High-powered, rare-earth magnets are attracting the attention from the government, pediatricians and consumer advocates.
The Consumer Product Safety Commission heard testimony Tuesday in Washington in a public hearing as it looks to set standards for the magnets often found in desk toys marketed for adults.
The problem is a growing number of children ingesting them, sometimes causing serious internal injuries.
"If there are two magnets, the biggest concern is sealing part of the intestinal wall," said Dr. Sabrina Perkins, with Methodist Children's Hospital. "It can erode or perforate the bowel."
When multiple magnets are swallowed, they can attract, binding or puncturing the intestine.
The CPSC estimates that between 2009 and 2011, at least 1,700 children were taken to emergency rooms after swallowing magnets.
Small children are not the only ones at risk.
Doctors report seeing cases of older kids and teenagers who have accidentally swallowed the magnets while mimicking tongue piercings.
To crack down on the powerful magnets, the CPSC is looking to set standard limiting the strength of magnets sold in sets or requiring them to be too big to swallow.
The government has already banned some popular products from sale.

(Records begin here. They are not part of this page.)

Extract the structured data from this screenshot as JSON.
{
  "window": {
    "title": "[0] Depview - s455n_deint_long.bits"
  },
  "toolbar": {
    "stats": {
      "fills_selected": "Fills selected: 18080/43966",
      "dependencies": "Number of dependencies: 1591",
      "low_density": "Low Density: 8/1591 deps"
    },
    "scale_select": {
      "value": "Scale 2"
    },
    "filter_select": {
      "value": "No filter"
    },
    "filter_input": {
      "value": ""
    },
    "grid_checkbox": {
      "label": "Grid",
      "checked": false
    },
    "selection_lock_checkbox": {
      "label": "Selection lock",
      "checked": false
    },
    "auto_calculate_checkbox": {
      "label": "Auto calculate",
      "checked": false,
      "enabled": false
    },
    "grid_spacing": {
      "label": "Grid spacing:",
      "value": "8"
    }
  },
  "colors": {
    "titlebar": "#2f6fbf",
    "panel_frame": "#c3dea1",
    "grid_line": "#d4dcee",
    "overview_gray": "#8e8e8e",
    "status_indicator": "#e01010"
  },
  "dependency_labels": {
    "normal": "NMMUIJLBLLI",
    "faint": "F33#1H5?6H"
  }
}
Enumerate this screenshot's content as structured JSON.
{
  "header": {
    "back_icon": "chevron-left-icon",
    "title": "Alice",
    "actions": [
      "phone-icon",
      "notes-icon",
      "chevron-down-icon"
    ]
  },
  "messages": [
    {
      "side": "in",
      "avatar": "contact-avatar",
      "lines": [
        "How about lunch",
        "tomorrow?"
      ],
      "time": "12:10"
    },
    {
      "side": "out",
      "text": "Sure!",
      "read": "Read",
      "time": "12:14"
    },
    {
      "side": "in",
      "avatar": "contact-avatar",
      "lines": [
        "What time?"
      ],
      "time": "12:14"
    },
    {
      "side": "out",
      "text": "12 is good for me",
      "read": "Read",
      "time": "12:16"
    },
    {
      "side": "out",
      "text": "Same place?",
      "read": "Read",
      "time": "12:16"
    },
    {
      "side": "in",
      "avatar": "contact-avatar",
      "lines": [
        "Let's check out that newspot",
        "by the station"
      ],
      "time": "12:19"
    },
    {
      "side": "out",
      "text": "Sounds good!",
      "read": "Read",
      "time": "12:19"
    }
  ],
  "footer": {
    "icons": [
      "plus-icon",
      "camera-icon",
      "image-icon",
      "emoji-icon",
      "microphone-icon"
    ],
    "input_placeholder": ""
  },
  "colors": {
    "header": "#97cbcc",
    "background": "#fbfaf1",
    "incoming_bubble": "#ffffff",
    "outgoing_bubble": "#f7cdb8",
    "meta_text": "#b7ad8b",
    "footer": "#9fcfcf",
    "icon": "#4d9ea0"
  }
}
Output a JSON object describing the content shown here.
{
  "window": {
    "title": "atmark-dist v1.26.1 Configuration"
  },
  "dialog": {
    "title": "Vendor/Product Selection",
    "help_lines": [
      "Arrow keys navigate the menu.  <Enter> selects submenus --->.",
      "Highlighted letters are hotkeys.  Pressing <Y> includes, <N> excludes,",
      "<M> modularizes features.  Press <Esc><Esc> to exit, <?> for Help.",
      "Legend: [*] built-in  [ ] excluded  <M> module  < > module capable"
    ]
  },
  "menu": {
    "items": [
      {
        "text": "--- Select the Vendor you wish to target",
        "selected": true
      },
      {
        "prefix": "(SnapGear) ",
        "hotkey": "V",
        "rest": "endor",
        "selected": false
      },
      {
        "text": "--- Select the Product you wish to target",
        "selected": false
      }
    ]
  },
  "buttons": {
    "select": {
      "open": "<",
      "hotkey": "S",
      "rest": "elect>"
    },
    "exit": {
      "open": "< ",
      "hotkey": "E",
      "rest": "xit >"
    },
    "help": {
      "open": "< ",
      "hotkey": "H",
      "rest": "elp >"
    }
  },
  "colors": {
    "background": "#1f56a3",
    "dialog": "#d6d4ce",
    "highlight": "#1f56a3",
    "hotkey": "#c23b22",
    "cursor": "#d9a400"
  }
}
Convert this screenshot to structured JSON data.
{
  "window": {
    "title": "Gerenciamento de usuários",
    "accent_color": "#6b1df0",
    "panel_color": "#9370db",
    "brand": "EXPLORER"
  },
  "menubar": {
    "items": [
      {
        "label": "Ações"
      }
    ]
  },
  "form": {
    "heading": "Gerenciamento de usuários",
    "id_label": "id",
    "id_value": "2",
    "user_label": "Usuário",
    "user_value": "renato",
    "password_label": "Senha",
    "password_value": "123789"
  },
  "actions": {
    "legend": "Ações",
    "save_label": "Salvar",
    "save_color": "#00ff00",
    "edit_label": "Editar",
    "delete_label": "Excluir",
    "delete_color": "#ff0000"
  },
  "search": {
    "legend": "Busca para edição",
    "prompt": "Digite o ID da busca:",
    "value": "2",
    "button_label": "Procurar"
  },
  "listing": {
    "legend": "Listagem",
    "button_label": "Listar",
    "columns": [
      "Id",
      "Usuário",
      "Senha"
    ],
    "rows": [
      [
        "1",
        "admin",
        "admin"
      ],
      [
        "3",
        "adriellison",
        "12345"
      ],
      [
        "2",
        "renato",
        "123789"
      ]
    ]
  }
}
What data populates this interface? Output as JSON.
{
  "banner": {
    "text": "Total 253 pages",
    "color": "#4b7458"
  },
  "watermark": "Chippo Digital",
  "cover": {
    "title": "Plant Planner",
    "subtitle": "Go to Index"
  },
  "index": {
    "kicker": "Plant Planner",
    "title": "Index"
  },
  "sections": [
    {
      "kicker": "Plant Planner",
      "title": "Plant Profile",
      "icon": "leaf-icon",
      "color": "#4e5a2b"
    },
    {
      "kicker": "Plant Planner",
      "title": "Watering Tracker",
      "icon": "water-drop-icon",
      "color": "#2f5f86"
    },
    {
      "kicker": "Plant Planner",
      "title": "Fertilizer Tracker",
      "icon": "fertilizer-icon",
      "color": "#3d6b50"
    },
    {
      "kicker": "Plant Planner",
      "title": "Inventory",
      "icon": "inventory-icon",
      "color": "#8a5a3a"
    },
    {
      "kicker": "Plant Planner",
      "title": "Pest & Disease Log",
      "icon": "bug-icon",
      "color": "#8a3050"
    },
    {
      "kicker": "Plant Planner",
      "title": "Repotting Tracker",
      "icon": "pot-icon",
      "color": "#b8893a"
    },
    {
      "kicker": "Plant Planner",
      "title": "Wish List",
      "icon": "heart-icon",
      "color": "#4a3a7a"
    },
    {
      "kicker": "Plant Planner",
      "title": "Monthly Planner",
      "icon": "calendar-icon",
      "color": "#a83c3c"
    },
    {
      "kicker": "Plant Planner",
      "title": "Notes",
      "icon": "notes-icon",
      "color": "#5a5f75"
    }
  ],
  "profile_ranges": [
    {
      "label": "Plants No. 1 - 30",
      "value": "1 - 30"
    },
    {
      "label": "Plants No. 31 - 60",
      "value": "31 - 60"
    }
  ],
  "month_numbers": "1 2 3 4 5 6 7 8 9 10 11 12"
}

Some companies that market the products say the government it going too far.